Always prepare for the unexpected, especially in construction contracts. In this case, a company that contracted with Denver Water to build a dam and reservoir encountered unanticipated wet muck that substantially increased the costs of excavation. Fortunately, the parties anticipated unexpected conditions and included an “equitable adjustment” provision in their contract. The issue was the amount of the adjustment. The trial court did not award the contractor legal damages or the full amount of the additional costs. Rather, it awarded an equitable amount based on a division of responsibility for the increased costs. The court of appeals, after finding the appeal was timely filed, agreed. It held that the contract itself provided for an equitable remedy. Thus, the trial court did not clearly err by awarding an additional but reduced amount to the contractor.
Tag Archives: Commissions or Boards
Parker Excavating, Inc. v. City of Denver, through its Board of Water Commissioners, 2012COA185 (October 25, 2012)
Question: “Are you saying ‘no’ just to say ‘no’?” Answer: “No.” In this case, a complaint against a social worker led the Board of Social Worker Examiners to believe that a violation may have occurred. Instead of disciplining her, the Board made her a settlement offer. The social worker did not accept or reject the offer. Instead, she requested a declaratory order as to whether she could even be disciplined for her actions. The Board refused to issue a decision on that question. The social worker appealed the refusal to make a decision. To be appealable, an agency action must be an “action subject to judicial review.” For the first time, the court of appeals held that, to be appealable, an agency’s decision must be a final agency action. Here, a refusal to make a decision was not a final decision because the social worker’s disciplinary matter was still pending before the Board.
John Stulp, Commissioner of Agriculture, v. Dean Schuman and Schuman Cattle, LLC, 2012COA144 (August, 30, 2012)
The Constitution does not protect a right to own cattle if the evidence overwhelmingly shows that animals under his care were subjected to severe abuse and neglect. Here, a court entered a permanent injunction in a civil action preventing a rancher from even owning cattle. The rancher had already been convicted of 14 counts of cruelty to animals. In this case, the rancher argued a total ban was too broad and it violated his Constitutionally protected property rights. The court of appeals, comparing his actions to parental neglect, and noting the lack of any remorse or willingness to change, found the remedy of a complete ownership ban appropriate. The determination that the rancher was unfit to own livestock was upheld.

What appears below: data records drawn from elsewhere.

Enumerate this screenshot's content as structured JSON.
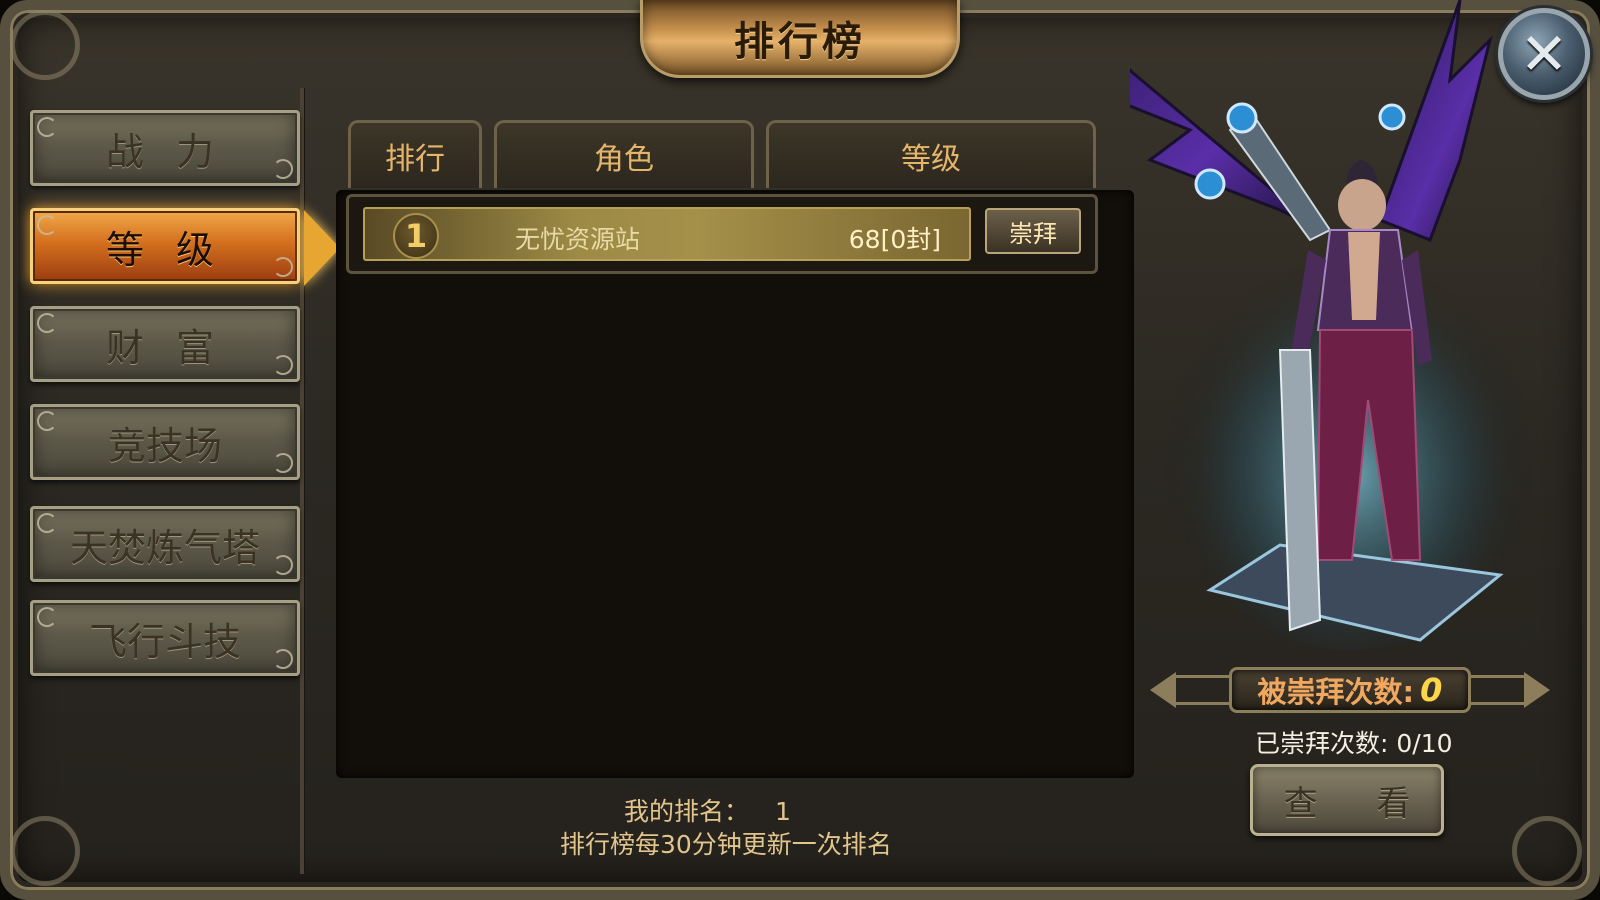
{
  "header": {
    "title": "排行榜",
    "close_icon": "close-icon"
  },
  "sidebar": {
    "items": [
      {
        "label": "战 力",
        "active": false
      },
      {
        "label": "等 级",
        "active": true
      },
      {
        "label": "财 富",
        "active": false
      },
      {
        "label": "竞技场",
        "active": false
      },
      {
        "label": "天焚炼气塔",
        "active": false
      },
      {
        "label": "飞行斗技",
        "active": false
      }
    ]
  },
  "table": {
    "columns": [
      "排行",
      "角色",
      "等级"
    ],
    "rows": [
      {
        "rank": "1",
        "name": "无忧资源站",
        "level": "68[0封]",
        "action_label": "崇拜"
      }
    ]
  },
  "footer": {
    "my_rank_label": "我的排名：",
    "my_rank_value": "1",
    "update_note": "排行榜每30分钟更新一次排名"
  },
  "hero_panel": {
    "worship_received_label": "被崇拜次数:",
    "worship_received_value": "0",
    "worshipped_label": "已崇拜次数: 0/10",
    "view_button_label": "查 看",
    "colors": {
      "accent_gold": "#e7a531",
      "worship_value": "#ffd64a",
      "label_orange": "#f0a860"
    }
  }
}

Colorado Off-Highway Vehicle Coalition, et. al. v. Colorado Board of Parks and Outdoor Recreation 2012COA146 (August 30, 2012)
Gone is the age of back office deals between government officials—mostly. Colorado’s Open Meetings Law (OLM) protects the participation of citizens in the legislative decision making process. So, meetings between government officials, held by Email or telephone, in which any public business is discussed, violate the OML. In this case, the Colorado Parks and Wildlife Board admittedly violated the OML three times by holding Email, telephone and in-person meetings. It held a subsequent properly noticed and open public meeting, where the public provided input, and the Board engaged in “renewed deliberations” of the wrongly discussed issues. For the first time, the court of appeals squarely held that OML violations can be “cured” at later meetings that comply with the OML, if genuine discussion occurs, and the meeting is not merely to “rubber stamp” a decision already made.
Designated Outdoor Activity Area (DOAA) could describe nearly all of Colorado. So could “oil and gas bonanza.” This case chronicles the struggle of the Colorado Oil and Gas Conservation Commission (COGCC) to balance its power to locate well sites on private property while protecting the landowner’s property. After examining COGCC’s authority, the case turned on the interpretation of one ambiguous rule: to be a DOAA (and there are no oil wells in a DOAA), the area must be “occupied” by at least twenty people for forty days or more. A playground is a DOAA. To be consistent with other rules, the court held that all twenty people need not be present at any one time. It remanded so COGCC could make appropriate findings of fact in deciding the landowner’s request for the designation. But, the COGCC can also consider if the designation would be economically wasteful.